*** Material for this exercise ***

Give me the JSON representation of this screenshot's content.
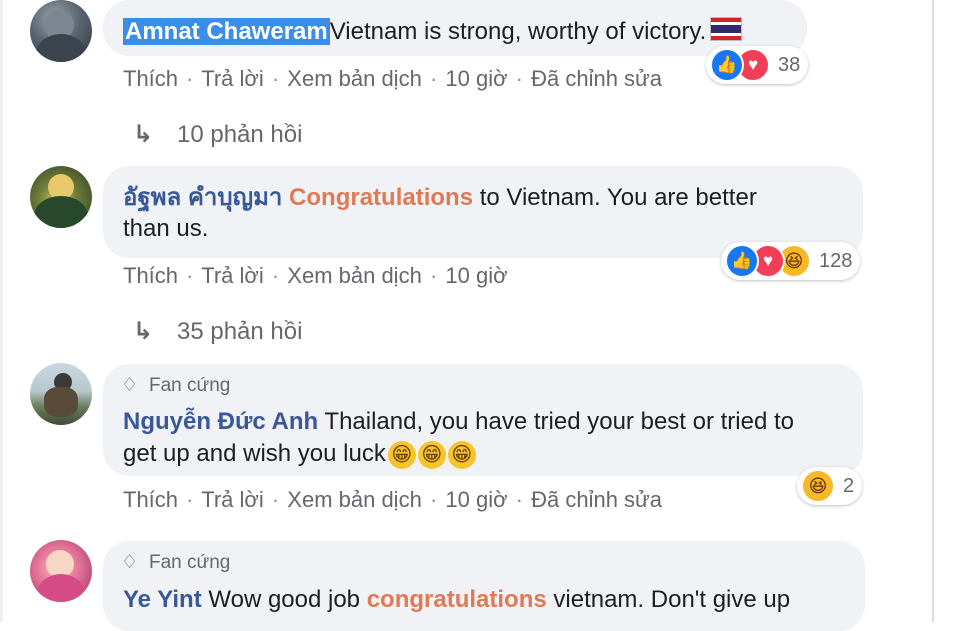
{
  "comments": [
    {
      "author": "Amnat Chaweram",
      "text": "Vietnam is strong, worthy of victory.",
      "actions": {
        "like": "Thích",
        "reply": "Trả lời",
        "translate": "Xem bản dịch",
        "time": "10 giờ",
        "edited": "Đã chỉnh sửa"
      },
      "reactions": {
        "count": "38",
        "types": [
          "like-icon",
          "love-icon"
        ]
      },
      "replies": "10 phản hồi"
    },
    {
      "author": "อัฐพล คำบุญมา",
      "highlight": "Congratulations",
      "text_line1": " to Vietnam. You are better",
      "text_line2": "than us.",
      "actions": {
        "like": "Thích",
        "reply": "Trả lời",
        "translate": "Xem bản dịch",
        "time": "10 giờ"
      },
      "reactions": {
        "count": "128",
        "types": [
          "like-icon",
          "love-icon",
          "haha-icon"
        ]
      },
      "replies": "35 phản hồi"
    },
    {
      "badge": "Fan cứng",
      "author": "Nguyễn Đức Anh",
      "text_line1": " Thailand, you have tried your best or tried to",
      "text_line2": "get up and wish you luck",
      "actions": {
        "like": "Thích",
        "reply": "Trả lời",
        "translate": "Xem bản dịch",
        "time": "10 giờ",
        "edited": "Đã chỉnh sửa"
      },
      "reactions": {
        "count": "2",
        "types": [
          "haha-icon"
        ]
      }
    },
    {
      "badge": "Fan cứng",
      "author": "Ye Yint",
      "text_pre": " Wow good job ",
      "highlight": "congratulations",
      "text_post": " vietnam. Don't give up"
    }
  ],
  "glyphs": {
    "separator": "·",
    "reply_arrow": "↳",
    "badge_icon": "♢",
    "grin": "😁",
    "haha": "😆",
    "like": "👍",
    "love": "♥"
  },
  "colors": {
    "bubble": "#f0f2f5",
    "name": "#385898",
    "highlight": "#e07a54",
    "selection": "#3a8ee6",
    "like": "#1877f2",
    "love": "#f33e58",
    "haha": "#f7b928"
  }
}
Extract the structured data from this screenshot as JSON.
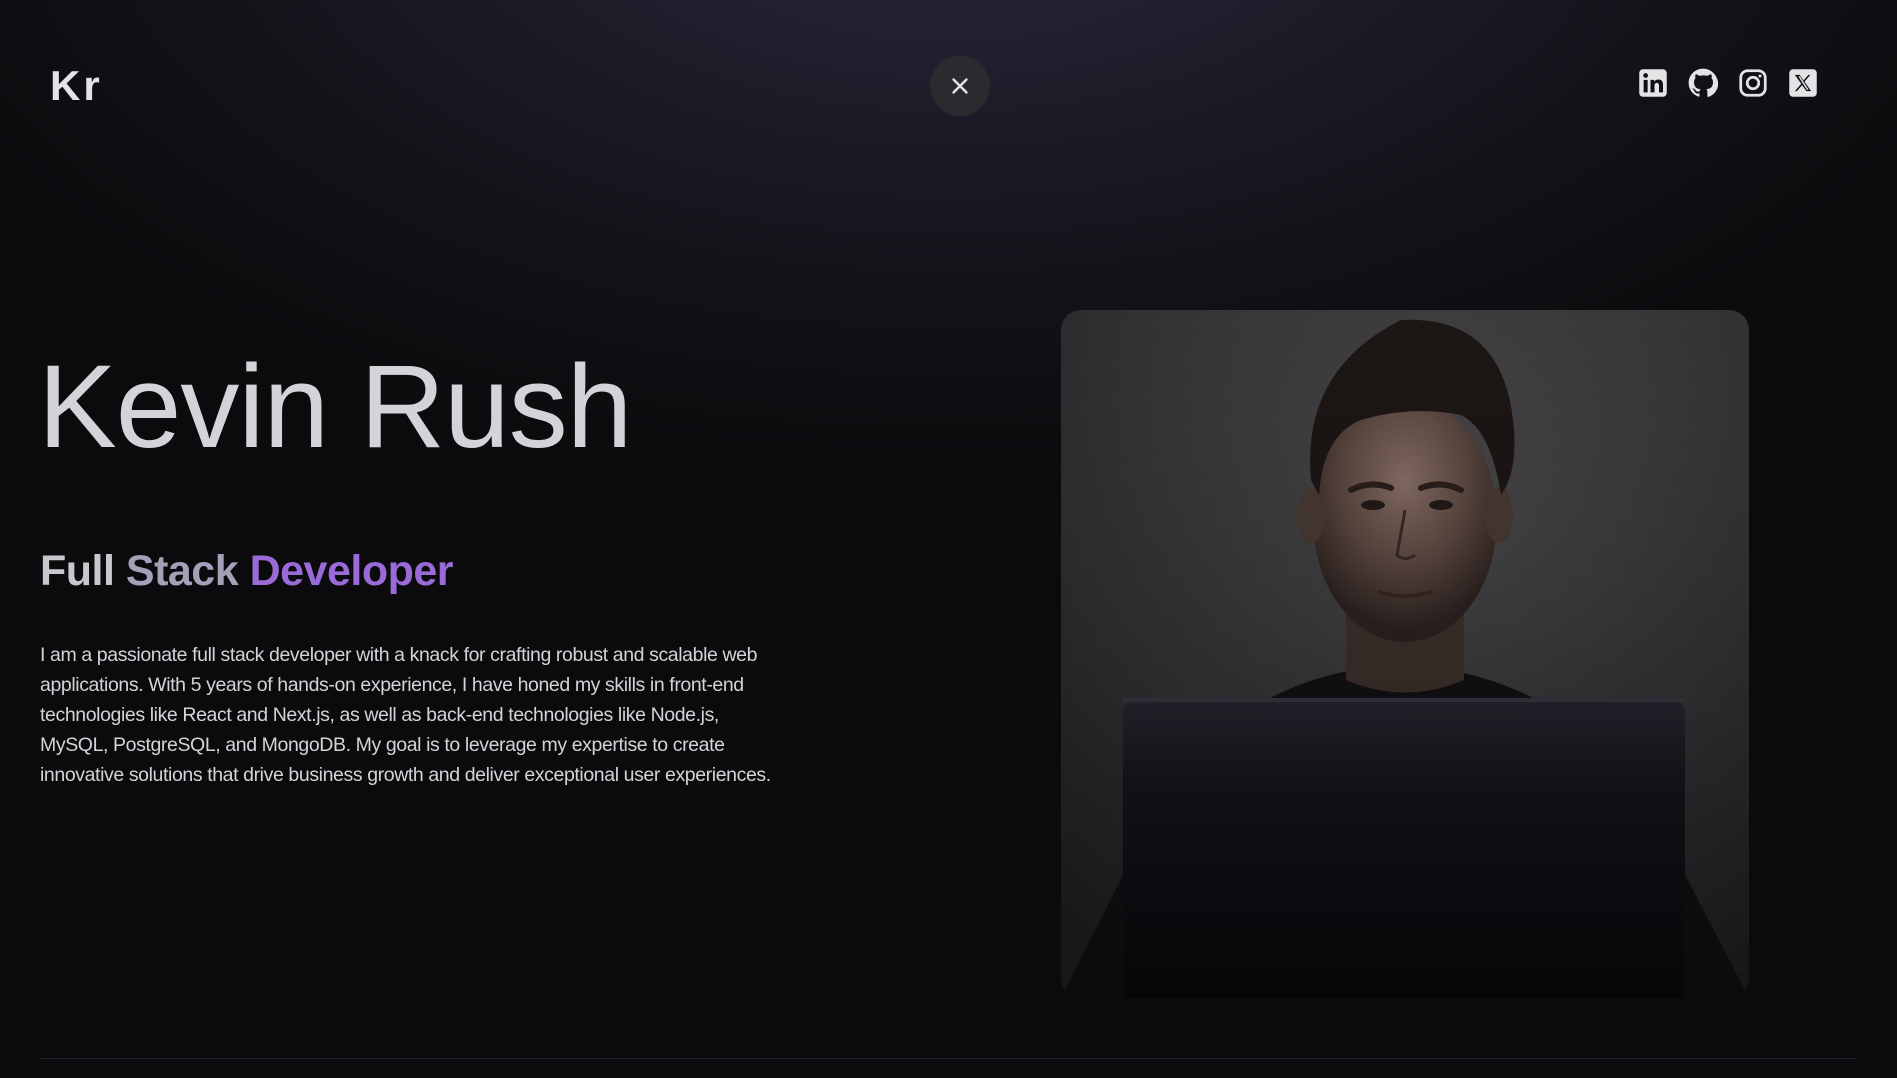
{
  "header": {
    "logo": "Kr",
    "close_icon": "close-icon",
    "socials": [
      {
        "icon": "linkedin-icon"
      },
      {
        "icon": "github-icon"
      },
      {
        "icon": "instagram-icon"
      },
      {
        "icon": "x-twitter-icon"
      }
    ]
  },
  "hero": {
    "name": "Kevin Rush",
    "role_words": [
      "Full",
      "Stack",
      "Developer"
    ],
    "bio": "I am a passionate full stack developer with a knack for crafting robust and scalable web applications. With 5 years of hands-on experience, I have honed my skills in front-end technologies like React and Next.js, as well as back-end technologies like Node.js, MySQL, PostgreSQL, and MongoDB. My goal is to leverage my expertise to create innovative solutions that drive business growth and deliver exceptional user experiences."
  },
  "colors": {
    "accent": "#9a6bd8",
    "background": "#0b0b0d",
    "text": "#d4d4d8"
  }
}
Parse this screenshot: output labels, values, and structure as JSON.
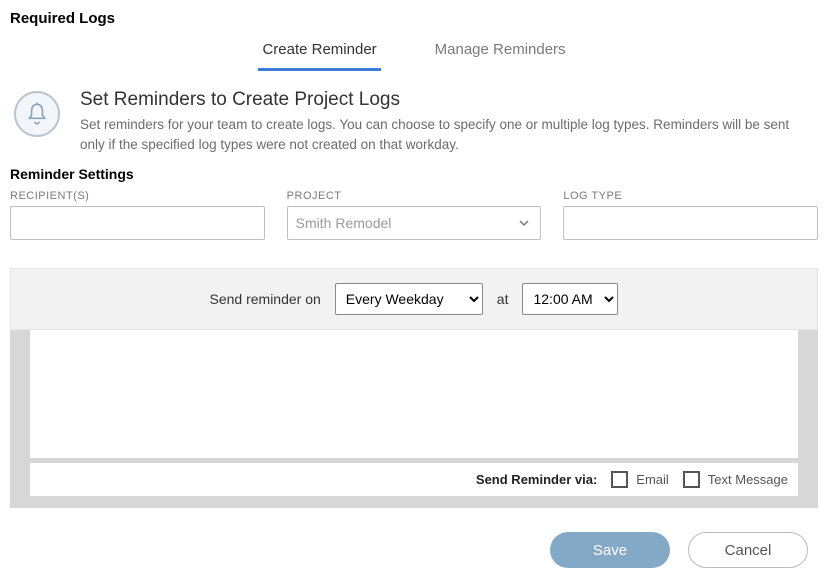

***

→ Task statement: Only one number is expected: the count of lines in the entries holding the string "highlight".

→ Exercise result: 3